JL Burke Ch
RE O'Neill M
No. 1 Board of Review
J.L. Burke (Chairman) and R.E. O'Neill (Member): On 20 January 1970 the taxpayer made a payment of $4,100 to the N.S.W. Branch of the War Widows' Guild of Australia and consequent upon the payment was granted possession of a home unit in a block built by the Guild in circumstances which attracted the subsidy provided for by the Aged Persons Homes Act. The receipt issued by the Guild for the sum of $4,100 carried the handwritten endorsement ``Donation'' and, under the main heading on the receipt, were printed the words ``All donations tax rebatable''. The question for the Board is whether the amount of $4,100 constitutes a ``gift'' for the purposes of the deduction provided for by sec. 78(1)(a) of the Assessment Act.
2. The Guild administers two types of units, ``donation'' and ``rental''. The general availability of donation units is notified to members of the Guild through its magazine and verbal applications are received by the
ATC 372Honorary Secretary and recorded on a waiting list. Units are allocated strictly in order of application but there is no written form of application as such. Upon a donation unit becoming available the applicant is invited to make an inspection and, on acceptance, is asked to make the appropriate donation. No formal contract is entered into between the applicant and the Guild but on payment of the predetermined ``donation'' the future occupant is given a key of the unit and an ``information'' sheet.

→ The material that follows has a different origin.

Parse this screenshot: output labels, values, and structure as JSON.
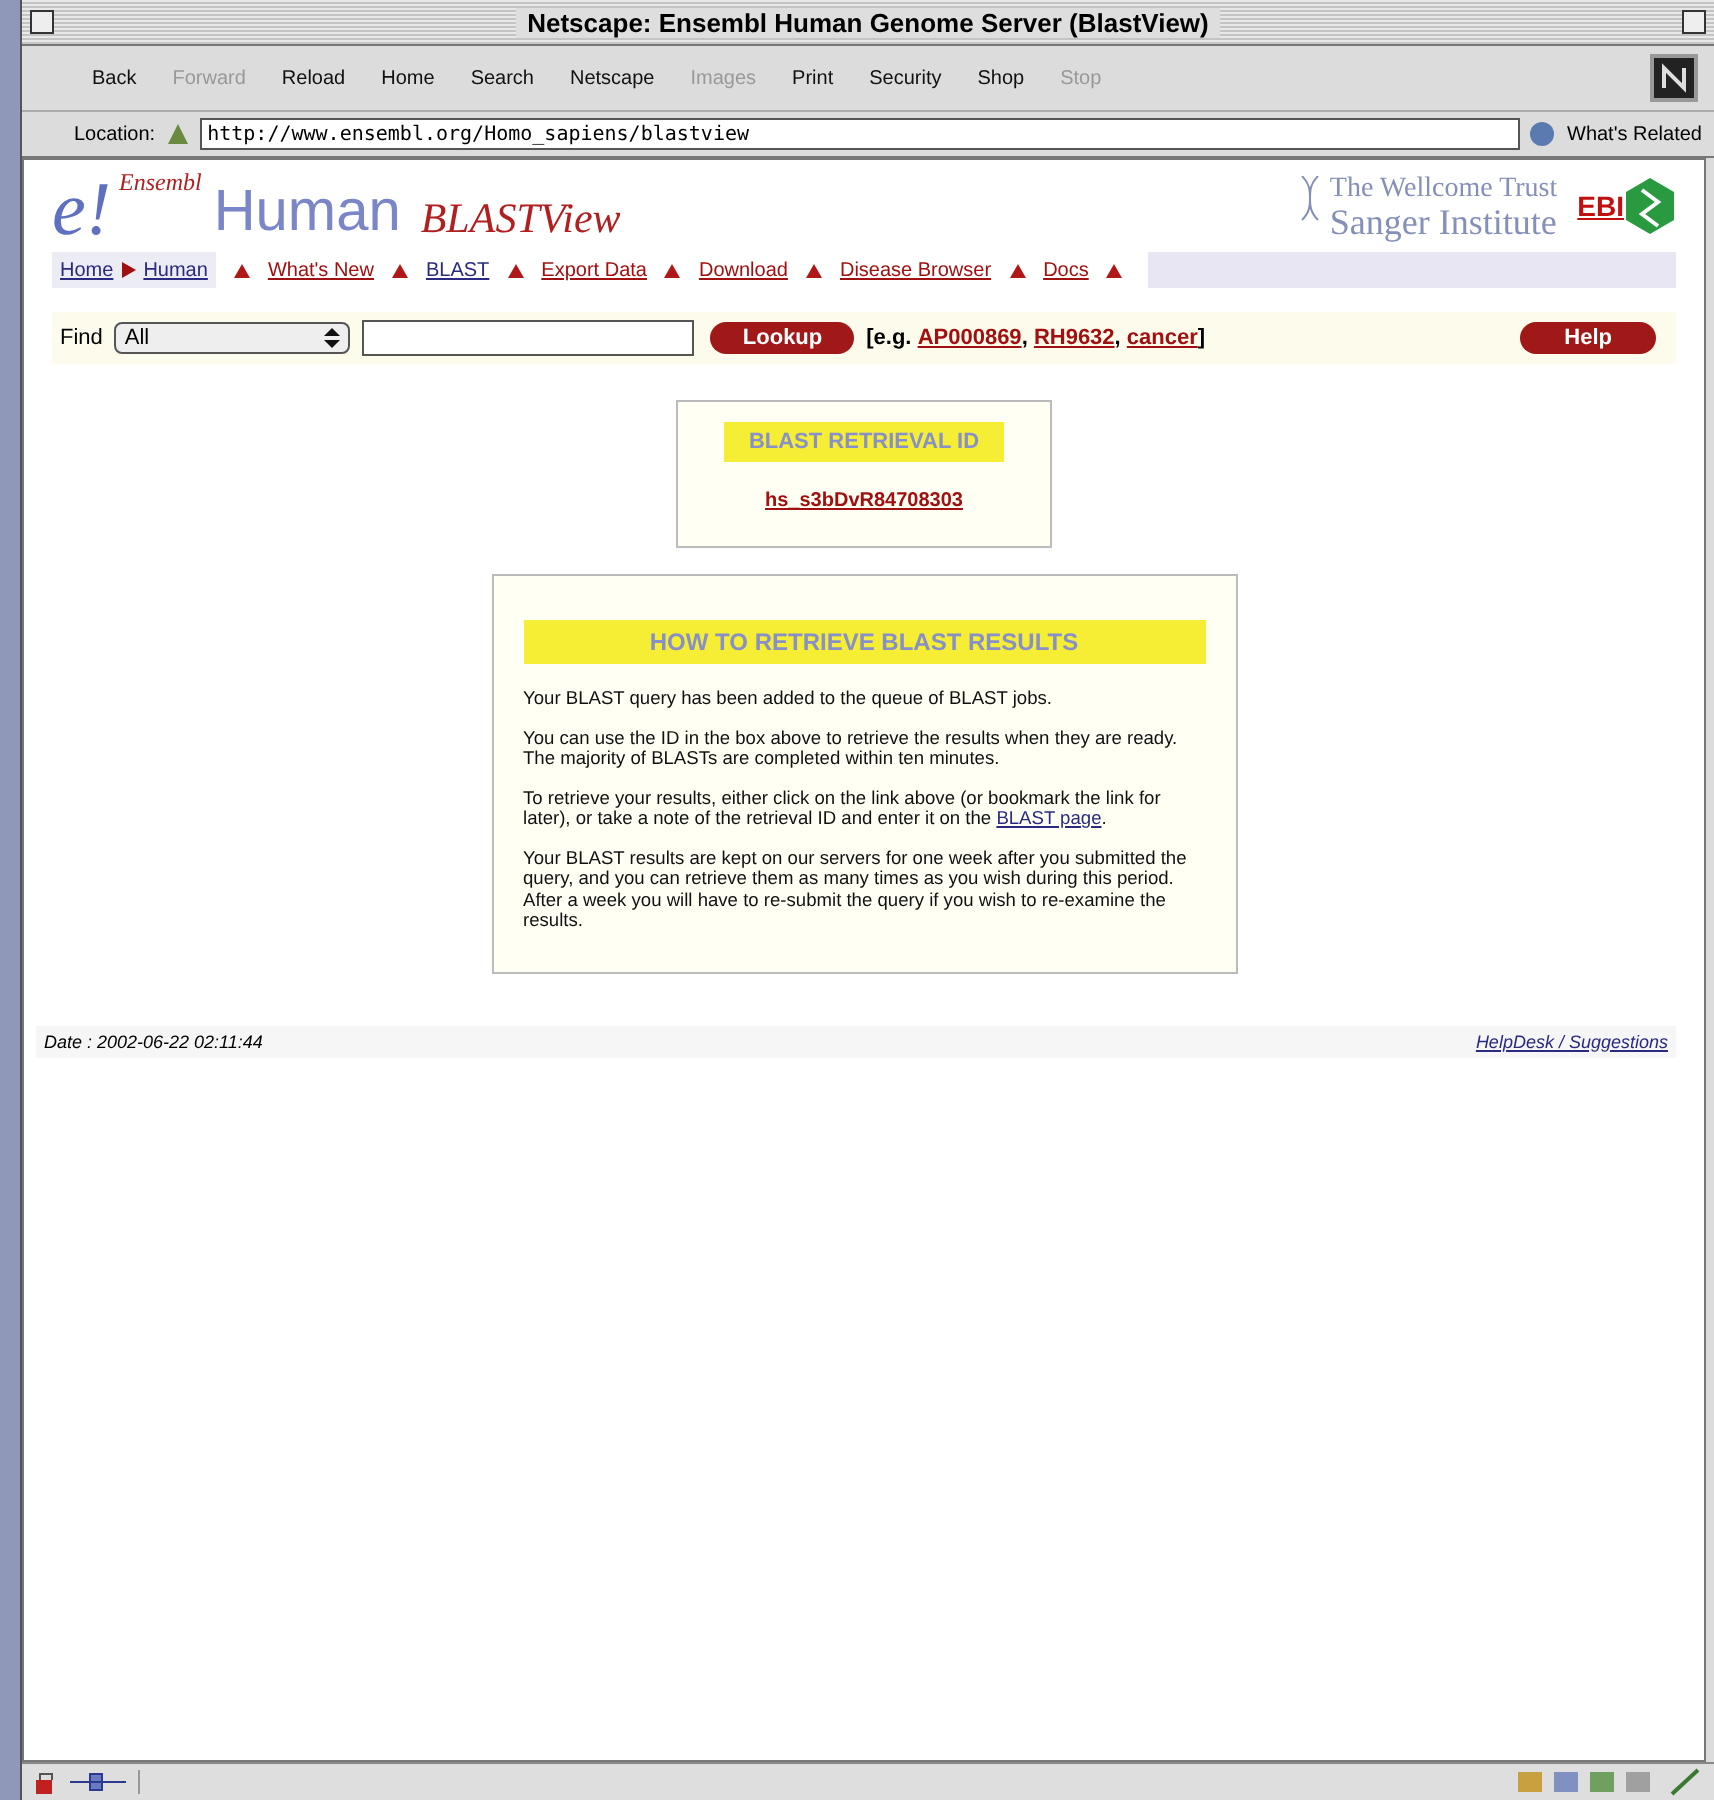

3. In the case of the taxpayer, on paying the said amount of $4,100 to the Guild she was handed a printed list on Guild letterhead carrying words ``Donations Tax Rebatable'' and the general descriptive heading ``Information to Future Occupants of Guild Units at...''. The ``information'' sheet, which was signed by the Honorary Secretary, covered such matters as telephones, insurance, garbage disposal, cleaning, and the like. The future occupant was informed by the document that a service charge of $2 per week payable in advance would be made and that overnight visitors were permitted occasionally ``but a longer stay of, say, up to one week, is only permitted once a year. Children: No children under the age of 16 years are permitted to stay overnight in the unit at any time whatsoever. You will appreciate that these arrangements are made in the interest of all occupants as the units are classified as One Person Dwellings.'' Under the sub-heading ``Donation'' the following appeared: ``Would you please note that once having taken up residence, or taken over the unit by receiving the key, the donation you have made to the Guild, or any part thereof, will not be refunded to you under any circumstances whatsoever. I know you have all been made aware of this condition, but I mention it again to prevent any possible misunderstanding.''
4. The absence of a written contract conformed with the requirement of the then Department of Social Services which, in administering the Aged Persons Homes Act, wanted to ensure that organisations in receipt of subsidies retained unrestricted control over the allocation of accommodation and did not surrender that control in any degree by granting legal rights to residents, either express or implied.
5. The taxpayer entered into possession of a Guild ``donation'' unit in February 1970 and continues to occupy it. In terms of the arrangement between her and the Guild she has a right to occupy the unit for life but has no right of disposition over it and, if she yields up possession to the Guild, even if the occupation has been minimal, she is not entitled to a refund in whole or in part of her ``donation'' of $4,100.
6. In our opinion the payment of $4,100 made by the taxpayer to the Guild was made pursuant to a contract between the parties under which, in consideration of the said payment, the taxpayer was granted a non-transferable right to occupy a home unit for life. At the very least, even if no enforceable contract came into existence, the taxpayer, in return for the payment of $4,100, received a right of real value - the right to occupy a home unit for life on terms agreed to between the parties.
7. There is clear authority for the proposition that on the above finding the amount of $4,100 is not a ``gift'' for the purposes of sec. 78(1)(a) of the Act. In
F.C. of T. v. McPhail (1968) 117 C.L.R. 111 Owen J. judicially construed ``gift'' as it is found in sec. 78(1)(a) in the following words: ``But it is, I think, clear that to constitute a `gift', it must appear that the property transferred was transferred voluntarily and not as the result of a contractual obligation to transfer it and that no advantage of a material character was received by the transferor by way of return'' (at p. 116). Bound, as we are, by this decision of the High Court, we have no alternative but to uphold the Commissioner's decision to disallow the taxpayer's objection.